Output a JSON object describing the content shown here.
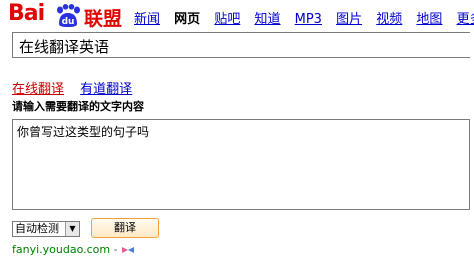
{
  "header": {
    "logo_text_left": "Bai",
    "logo_text_right": "联盟",
    "logo_paw_text": "du",
    "nav_current": "网页",
    "nav_items": [
      "新闻",
      "贴吧",
      "知道",
      "MP3",
      "图片",
      "视频",
      "地图"
    ],
    "nav_more": "更多",
    "brand_color": "#e10602"
  },
  "search": {
    "value": "在线翻译英语"
  },
  "translator": {
    "tab_active": "在线翻译",
    "tab_other": "有道翻译",
    "instruction": "请输入需要翻译的文字内容",
    "input_value": "你曾写过这类型的句子吗",
    "language_select": "自动检测",
    "translate_button": "翻译"
  },
  "footer": {
    "url": "fanyi.youdao.com",
    "separator": "-"
  }
}
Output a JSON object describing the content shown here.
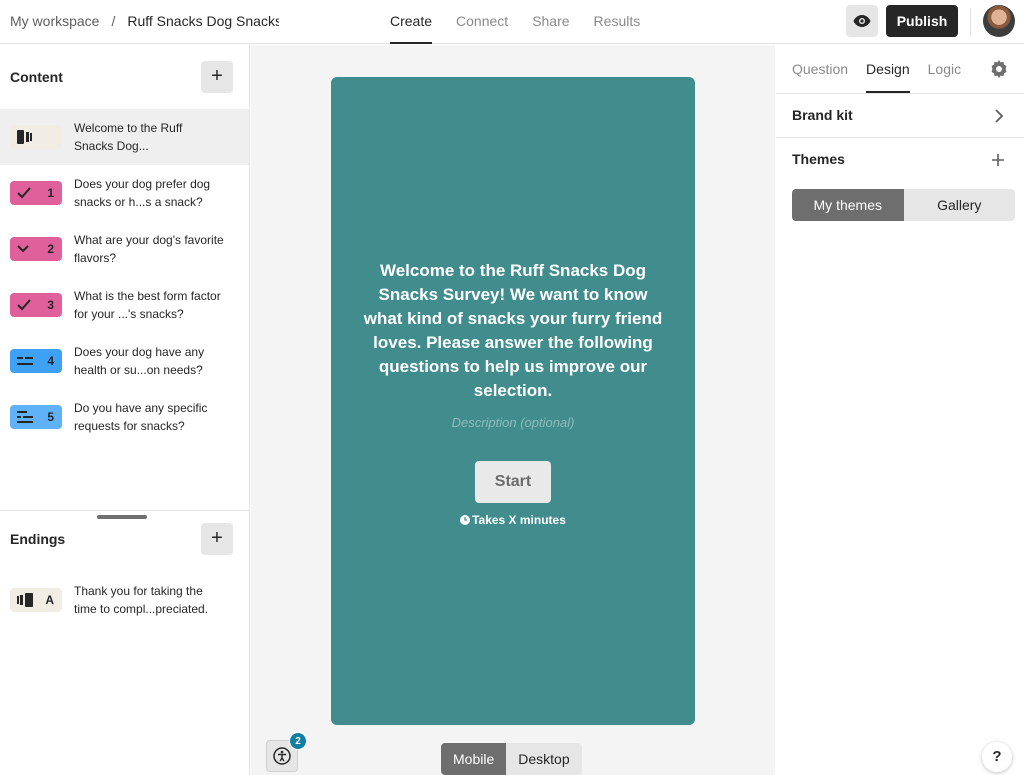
{
  "breadcrumb": {
    "workspace": "My workspace",
    "separator": "/",
    "form_name": "Ruff Snacks Dog Snacks Survey"
  },
  "main_tabs": [
    {
      "label": "Create"
    },
    {
      "label": "Connect"
    },
    {
      "label": "Share"
    },
    {
      "label": "Results"
    }
  ],
  "header": {
    "publish_label": "Publish",
    "preview_icon": "eye-icon"
  },
  "content": {
    "title": "Content",
    "add_icon": "+",
    "items": [
      {
        "badge_icon": "welcome-screen-icon",
        "number": "",
        "color": "#f2ede4",
        "text": "Welcome to the Ruff Snacks Dog..."
      },
      {
        "badge_icon": "checkmark-icon",
        "number": "1",
        "color": "#e0609c",
        "text": "Does your dog prefer dog snacks or h...s a snack?"
      },
      {
        "badge_icon": "chevron-down-icon",
        "number": "2",
        "color": "#e0609c",
        "text": "What are your dog's favorite flavors?"
      },
      {
        "badge_icon": "checkmark-icon",
        "number": "3",
        "color": "#e0609c",
        "text": "What is the best form factor for your ...'s snacks?"
      },
      {
        "badge_icon": "short-text-icon",
        "number": "4",
        "color": "#3fa1f5",
        "text": "Does your dog have any health or su...on needs?"
      },
      {
        "badge_icon": "long-text-icon",
        "number": "5",
        "color": "#5fb2f7",
        "text": "Do you have any specific requests for snacks?"
      }
    ]
  },
  "endings": {
    "title": "Endings",
    "add_icon": "+",
    "items": [
      {
        "badge_icon": "ending-screen-icon",
        "number": "A",
        "color": "#f2ede4",
        "text": "Thank you for taking the time to compl...preciated."
      }
    ]
  },
  "preview": {
    "welcome_text": "Welcome to the Ruff Snacks Dog Snacks Survey! We want to know what kind of snacks your furry friend loves. Please answer the following questions to help us improve our selection.",
    "description_placeholder": "Description (optional)",
    "start_label": "Start",
    "takes_label": "Takes X minutes",
    "card_color": "#418d8e"
  },
  "canvas": {
    "a11y_count": "2",
    "device_toggle": [
      {
        "label": "Mobile"
      },
      {
        "label": "Desktop"
      }
    ]
  },
  "right_panel": {
    "tabs": [
      {
        "label": "Question"
      },
      {
        "label": "Design"
      },
      {
        "label": "Logic"
      }
    ],
    "brand_kit_label": "Brand kit",
    "themes_label": "Themes",
    "theme_toggle": [
      {
        "label": "My themes"
      },
      {
        "label": "Gallery"
      }
    ],
    "help_label": "?"
  }
}
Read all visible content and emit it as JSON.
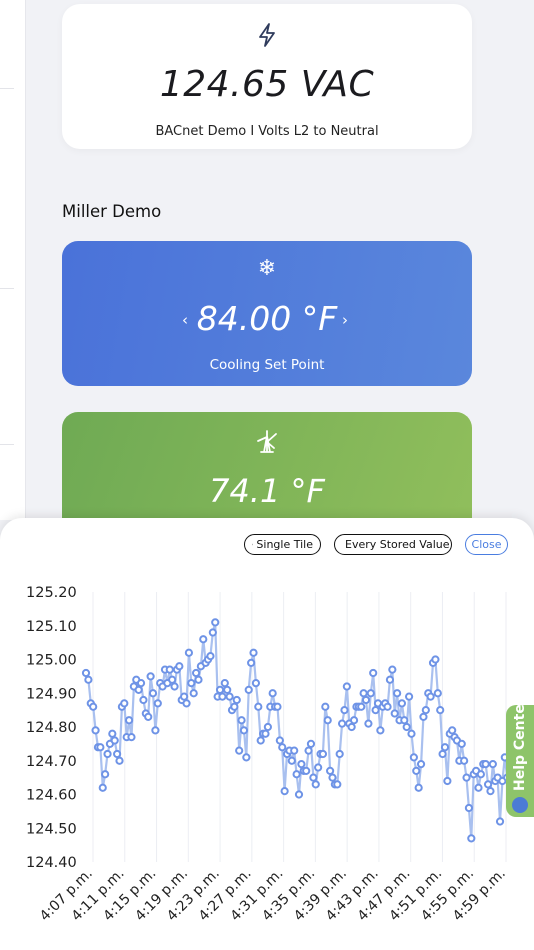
{
  "voltage_card": {
    "value": "124.65 VAC",
    "label": "BACnet Demo I Volts L2 to Neutral",
    "icon": "bolt-icon"
  },
  "section": {
    "title": "Miller Demo"
  },
  "cooling_card": {
    "value": "84.00 °F",
    "label": "Cooling Set Point",
    "prev": "‹",
    "next": "›",
    "icon": "snowflake-icon",
    "color": "#4a72d9"
  },
  "temp_card": {
    "value": "74.1 °F",
    "icon": "tower-icon",
    "color": "#7db35a"
  },
  "sheet": {
    "buttons": {
      "single_tile": "Single Tile",
      "every_stored": "Every Stored Value",
      "close": "Close"
    }
  },
  "help": {
    "label": "Help Center"
  },
  "chart_data": {
    "type": "line",
    "ylim": [
      124.4,
      125.2
    ],
    "yticks": [
      "125.20",
      "125.10",
      "125.00",
      "124.90",
      "124.80",
      "124.70",
      "124.60",
      "124.50",
      "124.40"
    ],
    "xticks": [
      "4:07 p.m.",
      "4:11 p.m.",
      "4:15 p.m.",
      "4:19 p.m.",
      "4:23 p.m.",
      "4:27 p.m.",
      "4:31 p.m.",
      "4:35 p.m.",
      "4:39 p.m.",
      "4:43 p.m.",
      "4:47 p.m.",
      "4:51 p.m.",
      "4:55 p.m.",
      "4:59 p.m."
    ],
    "grid": true,
    "series": [
      {
        "color": "#6e93e6",
        "values": [
          124.96,
          124.94,
          124.87,
          124.86,
          124.79,
          124.74,
          124.74,
          124.62,
          124.66,
          124.72,
          124.75,
          124.78,
          124.76,
          124.72,
          124.7,
          124.86,
          124.87,
          124.77,
          124.82,
          124.77,
          124.92,
          124.94,
          124.91,
          124.93,
          124.88,
          124.84,
          124.83,
          124.95,
          124.9,
          124.79,
          124.87,
          124.93,
          124.92,
          124.97,
          124.93,
          124.97,
          124.94,
          124.92,
          124.97,
          124.98,
          124.88,
          124.89,
          124.87,
          125.02,
          124.93,
          124.9,
          124.96,
          124.94,
          124.98,
          125.06,
          124.99,
          125.0,
          125.01,
          125.08,
          125.11,
          124.89,
          124.91,
          124.89,
          124.93,
          124.91,
          124.89,
          124.85,
          124.86,
          124.88,
          124.73,
          124.82,
          124.79,
          124.71,
          124.91,
          124.99,
          125.02,
          124.93,
          124.86,
          124.76,
          124.78,
          124.78,
          124.8,
          124.86,
          124.9,
          124.86,
          124.86,
          124.76,
          124.74,
          124.61,
          124.72,
          124.73,
          124.7,
          124.73,
          124.66,
          124.6,
          124.69,
          124.67,
          124.67,
          124.73,
          124.75,
          124.65,
          124.63,
          124.68,
          124.72,
          124.72,
          124.86,
          124.82,
          124.67,
          124.65,
          124.63,
          124.63,
          124.72,
          124.81,
          124.85,
          124.92,
          124.81,
          124.8,
          124.82,
          124.86,
          124.86,
          124.86,
          124.9,
          124.88,
          124.81,
          124.9,
          124.96,
          124.85,
          124.87,
          124.79,
          124.86,
          124.87,
          124.86,
          124.94,
          124.97,
          124.84,
          124.9,
          124.82,
          124.87,
          124.82,
          124.8,
          124.89,
          124.78,
          124.71,
          124.67,
          124.62,
          124.69,
          124.83,
          124.85,
          124.9,
          124.89,
          124.99,
          125.0,
          124.9,
          124.85,
          124.72,
          124.74,
          124.64,
          124.78,
          124.79,
          124.77,
          124.76,
          124.7,
          124.75,
          124.7,
          124.65,
          124.56,
          124.47,
          124.66,
          124.67,
          124.62,
          124.66,
          124.69,
          124.69,
          124.63,
          124.61,
          124.69,
          124.64,
          124.65,
          124.52,
          124.64,
          124.71,
          124.65,
          124.7,
          124.68
        ]
      }
    ]
  }
}
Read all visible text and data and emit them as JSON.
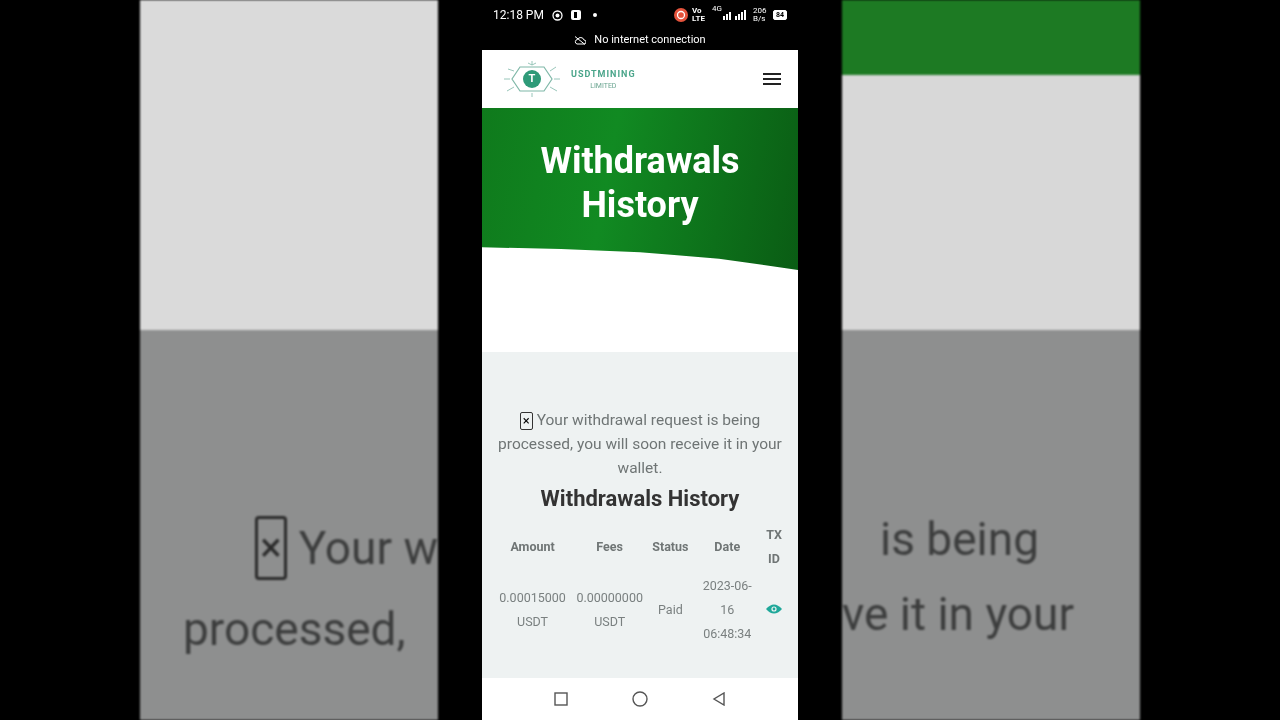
{
  "status_bar": {
    "time": "12:18 PM",
    "network": "Vo LTE",
    "data_type": "4G",
    "speed": "206 B/s",
    "battery": "84"
  },
  "connection_banner": "No internet connection",
  "header": {
    "logo_letter": "T",
    "logo_name": "USDTMINING",
    "logo_sub": "LIMITED"
  },
  "hero": {
    "title": "Withdrawals History"
  },
  "alert": {
    "close": "×",
    "message": "Your withdrawal request is being processed, you will soon receive it in your wallet."
  },
  "section_title": "Withdrawals History",
  "table": {
    "columns": [
      "Amount",
      "Fees",
      "Status",
      "Date",
      "TX ID"
    ],
    "rows": [
      {
        "amount": "0.00015000 USDT",
        "fees": "0.00000000 USDT",
        "status": "Paid",
        "date": "2023-06-16 06:48:34"
      }
    ]
  },
  "backdrop": {
    "left": {
      "close": "×",
      "line_1": "Your w",
      "line_2": "processed,"
    },
    "right": {
      "line_1": "is being",
      "line_2": "ve it in your"
    }
  }
}
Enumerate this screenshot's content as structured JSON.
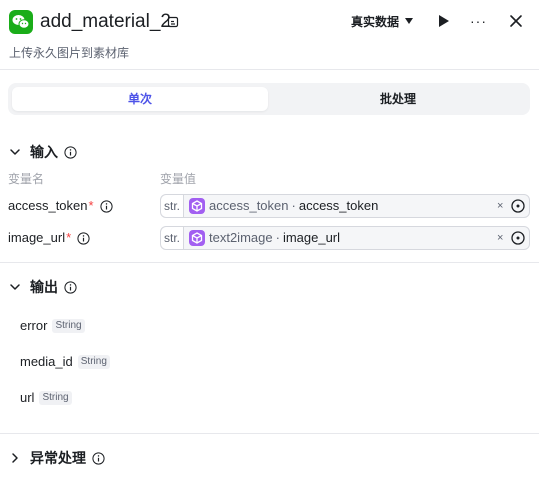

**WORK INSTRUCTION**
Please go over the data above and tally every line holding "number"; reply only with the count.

**RESPONSE TO THE EXERCISE**
7